What is a Slot?


A slot is a term used in aviation. It refers to a time of departure. If you’re checking in, going through security or waiting to board, the flight might be delayed because they haven’t found your “slot.”

The word slot has a broad meaning, and it can mean different things depending on context. You might hear it being used in conversation, when a game developer talks about slots or you might see it written on a website. So, it’s important to understand the etymology of the word before using it.

Modern slot machines look like the mechanical models you might remember from your gambling days, but they operate very differently. Instead of gears and pulleys, they use computers to determine what happens on the reels. The computer uses random number generation software to produce a sequence of numbers that corresponds to stops on the reels. The combination of these symbols determines whether you win or lose. The RNG software is calibrated in advance to produce a specific return percentage, and games are tested over millions of spins to ensure that the actual returns match up with the percentage that’s published.

Slots are a universal casino favourite because they’re easy to play and don’t require any complex strategy. They’re simple, fast and can deliver a big payout if you line up the right symbols. There are many variations of slot available, and game developers continue to add new twists on the classic theme. You can even find slots based on television shows, poker and horse racing.

While many people enjoy the excitement of trying to win a jackpot, others are content with smaller wins and the chance to practice good money management skills. Whatever your preference, it’s important to set a budget in advance and stick to it. Keeping track of how much you spend while you’re playing is also crucial. The best way to do this is by treating slots as part of your entertainment budget, rather than an investment.

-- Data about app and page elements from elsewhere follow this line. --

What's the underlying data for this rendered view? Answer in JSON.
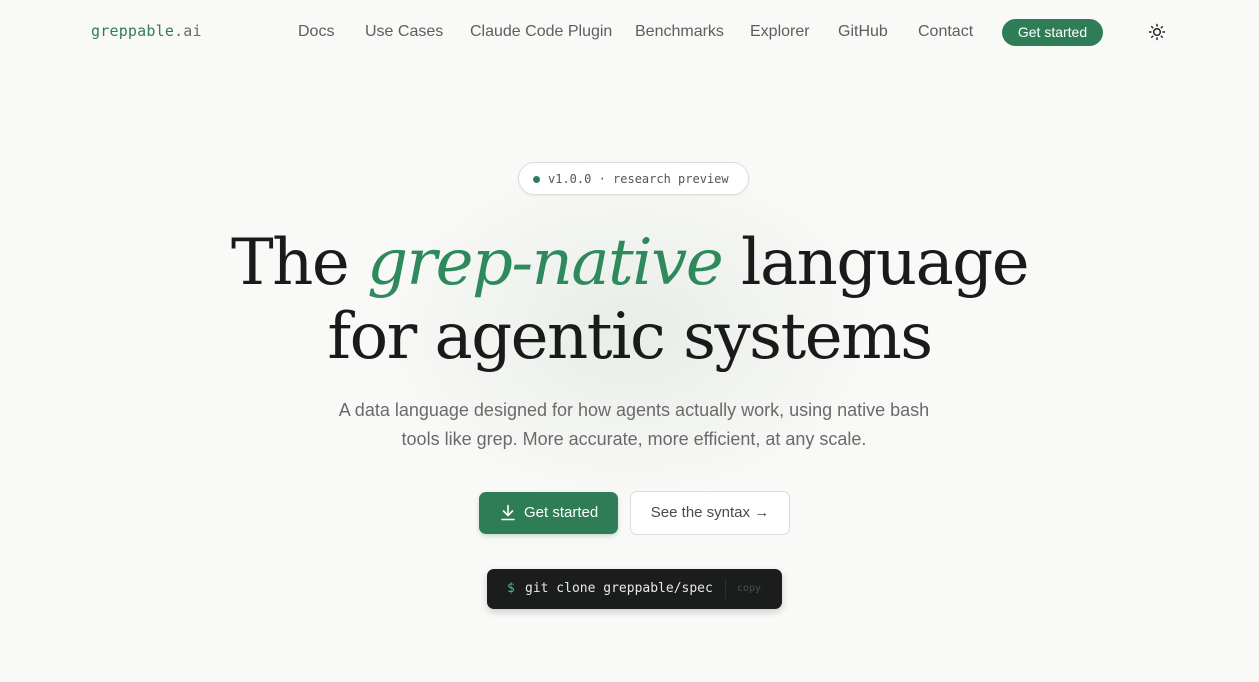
{
  "nav": {
    "logo_brand": "greppable",
    "logo_tld": ".ai",
    "links": [
      "Docs",
      "Use Cases",
      "Claude Code Plugin",
      "Benchmarks",
      "Explorer",
      "GitHub",
      "Contact"
    ],
    "cta_label": "Get started",
    "theme_icon": "sun-icon"
  },
  "hero": {
    "badge": "v1.0.0 · research preview",
    "headline_before": "The ",
    "headline_accent": "grep-native",
    "headline_after": " language",
    "headline_line2": "for agentic systems",
    "subtitle_line1": "A data language designed for how agents actually work, using native bash",
    "subtitle_line2": "tools like grep. More accurate, more efficient, at any scale.",
    "primary_button": "Get started",
    "primary_icon": "download-icon",
    "secondary_button": "See the syntax →"
  },
  "terminal": {
    "prompt": "$",
    "command": "git clone greppable/spec",
    "copy_label": "copy"
  },
  "colors": {
    "accent": "#2e7d57",
    "background": "#f9f9f7",
    "terminal_bg": "#1a1d1b"
  }
}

One of the most common misconceptions about slot is that the next spin is bound to be a winner. While it’s tempting to keep throwing your money at the machine because the next spin “might be the one,” this is a bad way to approach the game. Following superstitions or ideologies about slots is a surefire way to burn through your bankroll without winning anything in return. It’s also a quick way to get scammed by unscrupulous slot attendants. To avoid this, learn to play a single type of slot and know its payouts, paylines and credits before you play. This way, you’ll be able to make informed decisions and protect your money.